EXERCISE INSTRUCTIONS:
Your answer must be the lines from the one containing "Decode this image" through the last line of the records below, copied exactly, with the pictures left out.

Top of DATA SECTION

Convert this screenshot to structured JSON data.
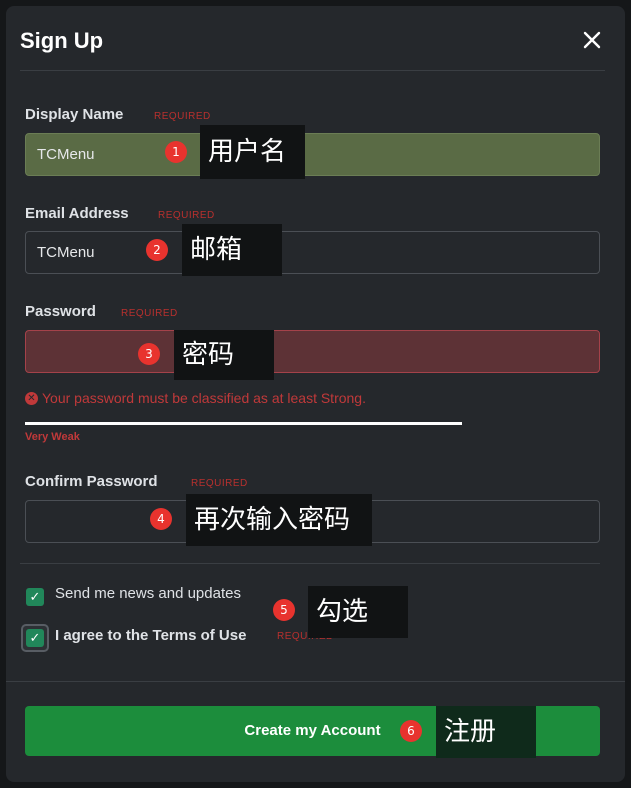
{
  "dialog": {
    "title": "Sign Up",
    "close_icon": "close-icon"
  },
  "fields": {
    "display_name": {
      "label": "Display Name",
      "required": "REQUIRED",
      "value": "TCMenu"
    },
    "email": {
      "label": "Email Address",
      "required": "REQUIRED",
      "value": "TCMenu"
    },
    "password": {
      "label": "Password",
      "required": "REQUIRED",
      "value": "",
      "error": "Your password must be classified as at least Strong.",
      "strength": "Very Weak"
    },
    "confirm_password": {
      "label": "Confirm Password",
      "required": "REQUIRED",
      "value": ""
    }
  },
  "checkboxes": {
    "news": {
      "label": "Send me news and updates",
      "checked": true
    },
    "terms": {
      "prefix": "I agree to the ",
      "link": "Terms of Use",
      "required": "REQUIRED",
      "checked": true
    }
  },
  "submit": {
    "label": "Create my Account"
  },
  "annotations": [
    {
      "num": "1",
      "text": "用户名"
    },
    {
      "num": "2",
      "text": "邮箱"
    },
    {
      "num": "3",
      "text": "密码"
    },
    {
      "num": "4",
      "text": "再次输入密码"
    },
    {
      "num": "5",
      "text": "勾选"
    },
    {
      "num": "6",
      "text": "注册"
    }
  ],
  "colors": {
    "accent_green": "#1c8d3c",
    "error_red": "#c0393a",
    "checkbox_green": "#21875a",
    "annotation_badge": "#e8332e"
  }
}
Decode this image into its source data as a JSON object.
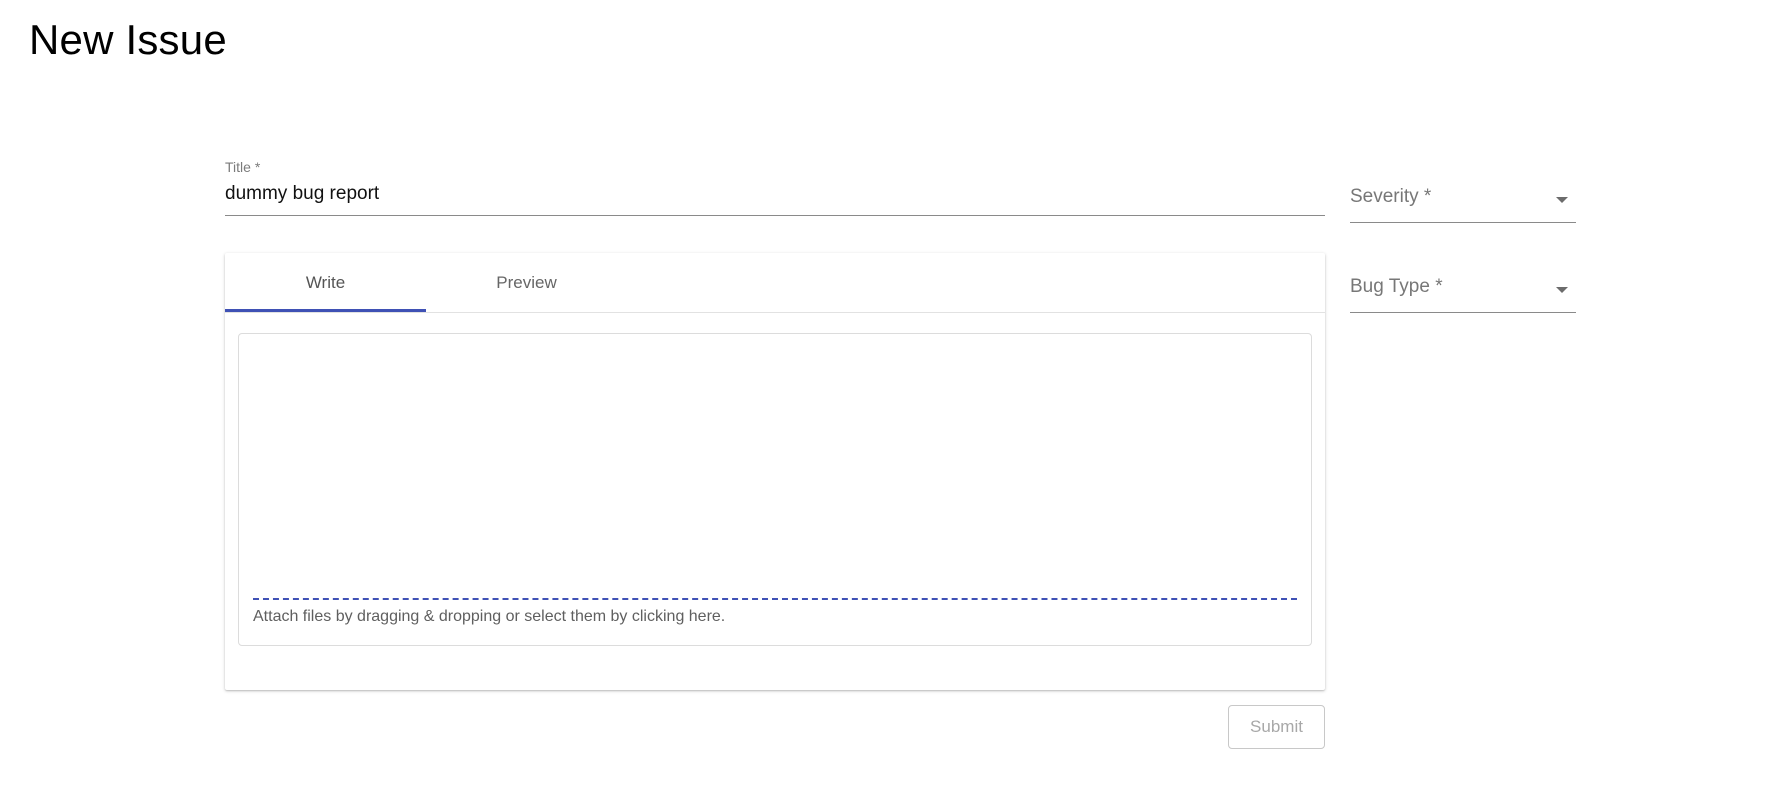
{
  "page": {
    "title": "New Issue"
  },
  "form": {
    "title_field": {
      "label": "Title *",
      "value": "dummy bug report"
    },
    "severity": {
      "label": "Severity *",
      "selected": ""
    },
    "bug_type": {
      "label": "Bug Type *",
      "selected": ""
    },
    "editor": {
      "tabs": [
        {
          "label": "Write",
          "active": true
        },
        {
          "label": "Preview",
          "active": false
        }
      ],
      "body": "",
      "attach_hint": "Attach files by dragging & dropping or select them by clicking here."
    },
    "submit_label": "Submit",
    "submit_disabled": true
  },
  "colors": {
    "accent": "#3f51b5",
    "muted_text": "#777777",
    "disabled_text": "#a8a8a8"
  }
}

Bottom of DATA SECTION

PROBLEM SOLUTION:
Decode this image into its source data as a JSON object.
{
  "page": {
    "title": "New Issue"
  },
  "form": {
    "title_field": {
      "label": "Title *",
      "value": "dummy bug report"
    },
    "severity": {
      "label": "Severity *",
      "selected": ""
    },
    "bug_type": {
      "label": "Bug Type *",
      "selected": ""
    },
    "editor": {
      "tabs": [
        {
          "label": "Write",
          "active": true
        },
        {
          "label": "Preview",
          "active": false
        }
      ],
      "body": "",
      "attach_hint": "Attach files by dragging & dropping or select them by clicking here."
    },
    "submit_label": "Submit",
    "submit_disabled": true
  },
  "colors": {
    "accent": "#3f51b5",
    "muted_text": "#777777",
    "disabled_text": "#a8a8a8"
  }
}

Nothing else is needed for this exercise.